A wolf in grandma’s clothing:
Big eyes, tall ears, sharp teeth--
And a traveler with a red hood.
What a bloody mess when they meet!
Bill saw Myonen going into the woods with her dogs. “Where are you going?” he asked.
“To see the white wolf inside the forest.”
“Don’t be silly, everyone knows there are no wolves in Massachusetts,” said Bill. “Beside, white
wolves are only in the Arctic.”
Myonen entered the forest.
A long time ago, sitting on a rock by pools deep in a state-owned forest, I looked out beyond the trees to a clearing far away and saw a large white animal. In all the years that I’d been visiting that spot I’d seen deer, coyotes, and bears, but nothing white, not even a dog. I thought it might be a white wolf, and every day thereafter, for years, I looked out towards that distant clearing, seeking it.
The great stories of our lives are searches, journeys, and quests. Whether it’s revelation, a holy grail, a snow leopard, an odyssey, enlightenment, or going home, these tales are archetypal for most cultures and peoples. Even if we don’t have a grand plan or lofty ambitions, chances are we still see our life’s arc as some kind of quest or journey of discovery.
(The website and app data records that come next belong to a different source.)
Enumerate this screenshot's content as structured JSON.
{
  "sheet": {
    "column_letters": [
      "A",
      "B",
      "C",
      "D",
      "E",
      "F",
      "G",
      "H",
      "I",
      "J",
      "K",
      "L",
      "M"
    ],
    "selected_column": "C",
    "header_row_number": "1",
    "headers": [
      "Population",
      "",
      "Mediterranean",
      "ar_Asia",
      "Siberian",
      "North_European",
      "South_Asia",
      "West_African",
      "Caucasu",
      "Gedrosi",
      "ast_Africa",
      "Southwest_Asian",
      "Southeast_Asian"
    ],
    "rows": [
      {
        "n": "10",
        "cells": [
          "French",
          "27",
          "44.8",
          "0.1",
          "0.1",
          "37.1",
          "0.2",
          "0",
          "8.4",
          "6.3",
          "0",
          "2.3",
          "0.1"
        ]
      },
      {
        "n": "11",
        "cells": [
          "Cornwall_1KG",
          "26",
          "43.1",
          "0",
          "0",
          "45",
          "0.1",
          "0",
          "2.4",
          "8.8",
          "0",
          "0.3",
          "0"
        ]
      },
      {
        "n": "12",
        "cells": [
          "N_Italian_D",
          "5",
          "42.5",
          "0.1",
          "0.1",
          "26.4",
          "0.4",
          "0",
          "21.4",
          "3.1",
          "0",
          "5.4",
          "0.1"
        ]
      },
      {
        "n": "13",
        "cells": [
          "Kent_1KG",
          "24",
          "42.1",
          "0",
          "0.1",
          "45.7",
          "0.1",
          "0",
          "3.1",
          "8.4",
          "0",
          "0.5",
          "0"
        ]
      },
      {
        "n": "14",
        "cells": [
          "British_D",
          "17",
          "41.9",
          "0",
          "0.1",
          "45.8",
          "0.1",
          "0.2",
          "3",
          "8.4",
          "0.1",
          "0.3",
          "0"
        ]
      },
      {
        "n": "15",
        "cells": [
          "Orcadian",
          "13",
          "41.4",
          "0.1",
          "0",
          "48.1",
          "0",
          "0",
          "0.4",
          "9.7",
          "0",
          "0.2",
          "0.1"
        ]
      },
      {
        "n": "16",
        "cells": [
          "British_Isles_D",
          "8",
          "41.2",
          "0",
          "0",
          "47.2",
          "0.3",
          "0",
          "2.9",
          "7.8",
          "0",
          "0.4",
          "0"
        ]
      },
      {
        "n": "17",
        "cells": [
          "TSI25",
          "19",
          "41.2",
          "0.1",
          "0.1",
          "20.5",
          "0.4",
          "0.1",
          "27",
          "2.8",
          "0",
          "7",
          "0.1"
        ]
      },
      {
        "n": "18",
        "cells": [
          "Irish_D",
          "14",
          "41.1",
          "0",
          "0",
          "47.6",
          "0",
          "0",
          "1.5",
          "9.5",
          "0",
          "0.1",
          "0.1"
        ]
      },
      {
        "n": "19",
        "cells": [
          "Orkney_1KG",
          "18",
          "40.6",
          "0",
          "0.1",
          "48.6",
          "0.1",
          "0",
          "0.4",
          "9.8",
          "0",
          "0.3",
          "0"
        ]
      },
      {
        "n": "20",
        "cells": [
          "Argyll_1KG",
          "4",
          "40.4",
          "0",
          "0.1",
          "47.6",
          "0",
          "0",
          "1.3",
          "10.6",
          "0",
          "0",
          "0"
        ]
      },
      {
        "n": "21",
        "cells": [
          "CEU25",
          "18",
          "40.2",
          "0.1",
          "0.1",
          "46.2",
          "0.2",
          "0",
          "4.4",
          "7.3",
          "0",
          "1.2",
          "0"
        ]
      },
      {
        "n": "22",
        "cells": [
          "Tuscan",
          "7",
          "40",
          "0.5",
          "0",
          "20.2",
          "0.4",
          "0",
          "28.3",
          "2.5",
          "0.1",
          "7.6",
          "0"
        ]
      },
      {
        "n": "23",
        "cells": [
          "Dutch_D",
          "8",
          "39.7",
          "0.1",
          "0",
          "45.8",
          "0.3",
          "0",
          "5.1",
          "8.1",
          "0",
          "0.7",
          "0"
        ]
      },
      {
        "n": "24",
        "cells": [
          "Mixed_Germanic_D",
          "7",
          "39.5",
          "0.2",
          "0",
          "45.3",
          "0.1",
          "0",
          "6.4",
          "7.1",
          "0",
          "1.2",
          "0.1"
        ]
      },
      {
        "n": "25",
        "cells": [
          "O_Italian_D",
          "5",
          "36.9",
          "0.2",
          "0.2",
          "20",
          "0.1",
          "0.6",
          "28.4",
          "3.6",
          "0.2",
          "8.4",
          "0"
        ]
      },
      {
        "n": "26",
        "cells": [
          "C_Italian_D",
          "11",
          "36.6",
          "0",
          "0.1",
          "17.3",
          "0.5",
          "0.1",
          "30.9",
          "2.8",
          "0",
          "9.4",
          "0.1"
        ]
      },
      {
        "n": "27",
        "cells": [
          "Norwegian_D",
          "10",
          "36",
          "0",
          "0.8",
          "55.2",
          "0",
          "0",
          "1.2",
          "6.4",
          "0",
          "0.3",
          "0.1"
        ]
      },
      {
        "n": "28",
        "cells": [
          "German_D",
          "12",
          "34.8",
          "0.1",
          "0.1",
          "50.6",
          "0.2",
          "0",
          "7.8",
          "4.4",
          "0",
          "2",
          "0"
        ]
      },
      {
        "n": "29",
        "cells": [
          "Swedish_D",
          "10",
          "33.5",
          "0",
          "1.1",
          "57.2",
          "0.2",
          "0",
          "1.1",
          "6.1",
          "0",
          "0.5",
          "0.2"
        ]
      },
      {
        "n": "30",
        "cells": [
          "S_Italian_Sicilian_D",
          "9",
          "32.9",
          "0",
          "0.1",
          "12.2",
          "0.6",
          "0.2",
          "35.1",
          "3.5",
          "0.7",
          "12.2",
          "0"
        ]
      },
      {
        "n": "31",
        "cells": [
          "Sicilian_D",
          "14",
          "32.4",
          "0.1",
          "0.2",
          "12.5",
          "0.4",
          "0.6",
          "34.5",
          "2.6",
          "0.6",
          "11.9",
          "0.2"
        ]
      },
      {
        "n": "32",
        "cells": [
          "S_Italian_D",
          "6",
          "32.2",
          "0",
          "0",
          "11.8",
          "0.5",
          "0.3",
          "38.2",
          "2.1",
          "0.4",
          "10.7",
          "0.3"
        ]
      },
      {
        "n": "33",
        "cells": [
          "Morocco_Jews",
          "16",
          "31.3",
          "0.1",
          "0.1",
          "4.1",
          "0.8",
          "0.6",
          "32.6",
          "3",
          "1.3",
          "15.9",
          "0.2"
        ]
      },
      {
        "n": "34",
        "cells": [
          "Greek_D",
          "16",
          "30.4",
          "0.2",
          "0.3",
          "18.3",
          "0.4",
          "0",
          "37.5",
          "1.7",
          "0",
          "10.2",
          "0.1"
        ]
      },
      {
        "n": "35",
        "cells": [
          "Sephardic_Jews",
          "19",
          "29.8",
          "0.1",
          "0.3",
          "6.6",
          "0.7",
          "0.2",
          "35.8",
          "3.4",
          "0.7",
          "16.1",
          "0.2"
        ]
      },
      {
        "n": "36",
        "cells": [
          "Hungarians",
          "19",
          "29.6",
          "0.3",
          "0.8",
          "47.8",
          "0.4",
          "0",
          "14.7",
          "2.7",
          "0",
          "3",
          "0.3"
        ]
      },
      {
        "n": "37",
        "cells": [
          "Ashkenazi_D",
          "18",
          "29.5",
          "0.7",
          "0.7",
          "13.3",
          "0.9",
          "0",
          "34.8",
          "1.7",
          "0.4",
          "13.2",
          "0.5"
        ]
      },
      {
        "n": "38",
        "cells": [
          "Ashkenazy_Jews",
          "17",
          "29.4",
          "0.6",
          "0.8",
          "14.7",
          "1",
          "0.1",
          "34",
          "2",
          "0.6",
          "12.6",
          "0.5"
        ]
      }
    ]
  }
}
And every quest and journey needs help. Not just help from the rational mind, but also help from the irrational, from otherworldly dimensions, from all the things that make no sense. Day by day the curtain comes up briefly to reveal glimpses into other worlds, marvelous aspects of ourselves. Magic happens, coincidences occur, strangers make uncanny remarks, sudden bursts of memory and revelation come seemingly out of nowhere. A stranger emails from halfway round the world with an idea, an offer of help. A deer appears in the woods, veers, and runs right towards me, passing within two feet of me just as I’m pondering the feasibility of a retreat with Lakota elders in their sacred Black Hills.
We are the universe and the universe is us, so there’s no such thing as a call with no response, only the response is in the universe’s language, or infinite languages. Can you listen? How attached are you to daily routines keeping you from looking right or left? How attached are you to your rational mind? There is nothing wrong with our rational mind, but when we rely on it excessively we leave out the intuitive, the irrational and imaginary. We leave out the white wolf in the forest.
When we embark on a quest or journey, what are we searching for? Is it anything that can be defined or summed up by our logical brain? Is it anything that makes sense?
Master Jizo asked Hogen, “Where have you come from?”
“I pilgrimage aimlessly,” replied Hogen.
“What is the matter of your pilgrimage?” asked Jizo.
“I don’t know,” replied Hogen.
“Not knowing is the most intimate,” replied Jizo.
At that, Hogen experienced great enlightenment.
Mystery is the provenance of nature, so is it any wonder that so many meditators go to do retreats in mountain monasteries or forest refuges? But everything can be rolled into your practice, from obeying the urge to stroke a colorful piece of silks to an old melody you can’t get out of your head, from the impulse to tell a story to a haunting memory that won’t let go. Without meandering in accordance with the wishes of our heart, practice can become dry and rational, or else too rarefied, because it doesn’t include the full human being.
An added bonus of pilgrimaging aimlessly is that one question need not come up: Am I there yet?
Our friend, photographer Peter Cunningham, captured a pilgrimage to Zen masters in Japan, and especially the intimacy between teachers and Western disciples as Zen traveled West, accompanied by the words of writer, naturalist, and teacher Peter Matthiessen. He was delighted with the name he came up with for a book about the flowering of Japanese Zen over almost a millennium: Are We There Yet?
Isn’t that the question we ask about our own shorter, more condensed lives? Am I there yet? Have I fallen short? Maybe I shouldn’t have turned this way, I should have gone there. Maybe I shouldn’t have done this, I should have done that. Maybe I shouldn’t have started to begin with, it was a fantasy and a waste of time and effort, maybe even a waste of a life.
Did I ever see a white wolf in the woods of Massachusetts? Was it a memory? A dream? Does it matter?
I pay attention to the daily changes, to how trees come down after storms, their branches carted off by the stream, the ducks landing in the pools, coyote scat on the trail. When you do this day after day for years, you no longer even notice when you enter or leave the forest. The woods are such a part of you that leaving and entering don’t matter, even the white wolf doesn’t matter.
My dogs are old now and we don’t even make it as far as the rock by the pools anymore. In the winter, with the ground buried under snow, we walk only a short way in, look up at the tall pines and down below at the frozen creek, and turn back. Those few footsteps are all that’s needed. The hoot of an owl is all that’s needed; the slow, winding fall of a maple leaf long past its prime is all that’s needed.
Since each step is a destination, why go far?
Wick, Gerry Shishin. The Book of Equanimity, Wisdom Publications, Boston, MA 2005, p. 63.